[Opening Data excerpts section]
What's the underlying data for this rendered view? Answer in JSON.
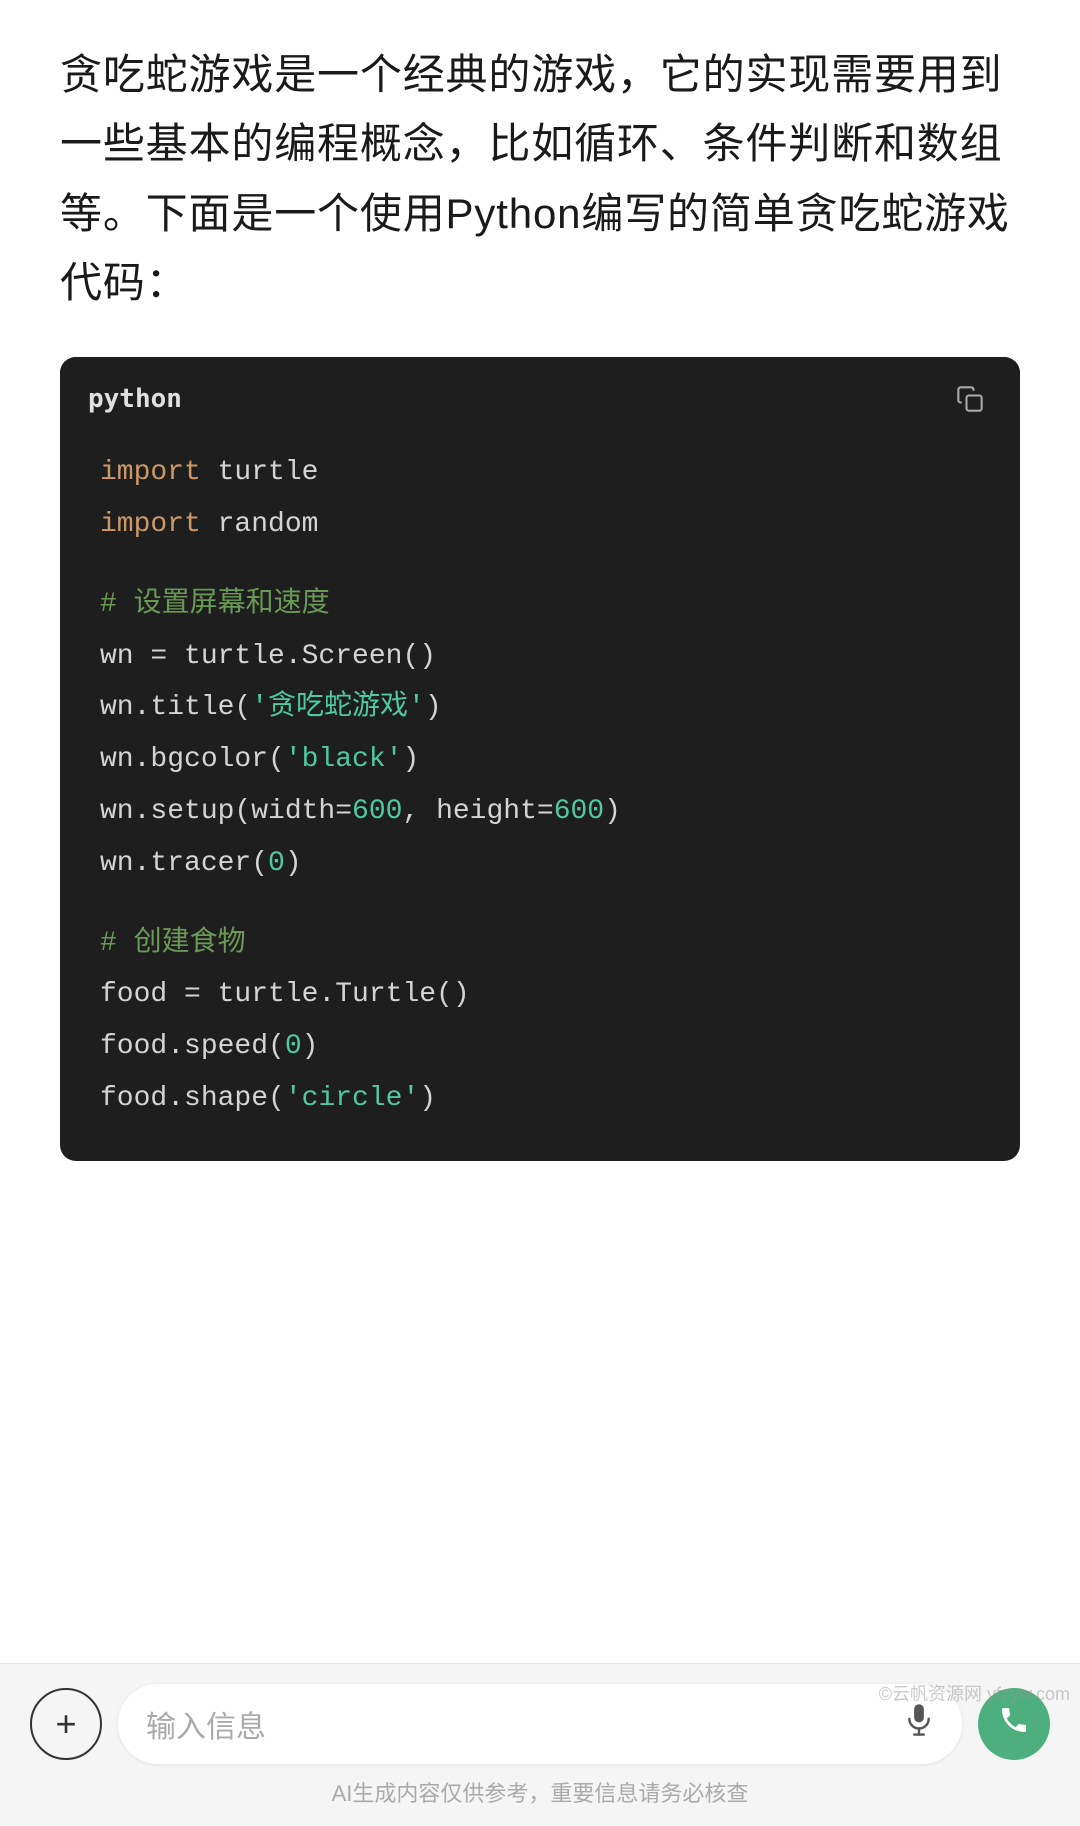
{
  "description": {
    "text": "贪吃蛇游戏是一个经典的游戏，它的实现需要用到一些基本的编程概念，比如循环、条件判断和数组等。下面是一个使用Python编写的简单贪吃蛇游戏代码："
  },
  "code_block": {
    "language": "python",
    "copy_label": "copy",
    "lines": [
      {
        "type": "import",
        "content": "import turtle"
      },
      {
        "type": "import",
        "content": "import random"
      },
      {
        "type": "empty"
      },
      {
        "type": "comment",
        "content": "# 设置屏幕和速度"
      },
      {
        "type": "plain",
        "content": "wn = turtle.Screen()"
      },
      {
        "type": "string_method",
        "method": "wn.title(",
        "string": "'贪吃蛇游戏'",
        "close": ")"
      },
      {
        "type": "string_method",
        "method": "wn.bgcolor(",
        "string": "'black'",
        "close": ")"
      },
      {
        "type": "param_method",
        "method": "wn.setup(width=",
        "num1": "600",
        "mid": ", height=",
        "num2": "600",
        "close": ")"
      },
      {
        "type": "num_method",
        "method": "wn.tracer(",
        "num": "0",
        "close": ")"
      },
      {
        "type": "empty"
      },
      {
        "type": "comment",
        "content": "# 创建食物"
      },
      {
        "type": "plain",
        "content": "food = turtle.Turtle()"
      },
      {
        "type": "num_method",
        "method": "food.speed(",
        "num": "0",
        "close": ")"
      },
      {
        "type": "string_method",
        "method": "food.shape(",
        "string": "'circle'",
        "close": ")"
      }
    ]
  },
  "bottom_bar": {
    "input_placeholder": "输入信息",
    "disclaimer": "AI生成内容仅供参考，重要信息请务必核查"
  },
  "watermark": "©云帆资源网 yfzyw.com"
}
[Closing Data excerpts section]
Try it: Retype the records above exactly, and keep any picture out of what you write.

Answer to the exercise:
What's the underlying data for this rendered view? Answer in JSON.
{
  "description": {
    "text": "贪吃蛇游戏是一个经典的游戏，它的实现需要用到一些基本的编程概念，比如循环、条件判断和数组等。下面是一个使用Python编写的简单贪吃蛇游戏代码："
  },
  "code_block": {
    "language": "python",
    "copy_label": "copy",
    "lines": [
      {
        "type": "import",
        "content": "import turtle"
      },
      {
        "type": "import",
        "content": "import random"
      },
      {
        "type": "empty"
      },
      {
        "type": "comment",
        "content": "# 设置屏幕和速度"
      },
      {
        "type": "plain",
        "content": "wn = turtle.Screen()"
      },
      {
        "type": "string_method",
        "method": "wn.title(",
        "string": "'贪吃蛇游戏'",
        "close": ")"
      },
      {
        "type": "string_method",
        "method": "wn.bgcolor(",
        "string": "'black'",
        "close": ")"
      },
      {
        "type": "param_method",
        "method": "wn.setup(width=",
        "num1": "600",
        "mid": ", height=",
        "num2": "600",
        "close": ")"
      },
      {
        "type": "num_method",
        "method": "wn.tracer(",
        "num": "0",
        "close": ")"
      },
      {
        "type": "empty"
      },
      {
        "type": "comment",
        "content": "# 创建食物"
      },
      {
        "type": "plain",
        "content": "food = turtle.Turtle()"
      },
      {
        "type": "num_method",
        "method": "food.speed(",
        "num": "0",
        "close": ")"
      },
      {
        "type": "string_method",
        "method": "food.shape(",
        "string": "'circle'",
        "close": ")"
      }
    ]
  },
  "bottom_bar": {
    "input_placeholder": "输入信息",
    "disclaimer": "AI生成内容仅供参考，重要信息请务必核查"
  },
  "watermark": "©云帆资源网 yfzyw.com"
}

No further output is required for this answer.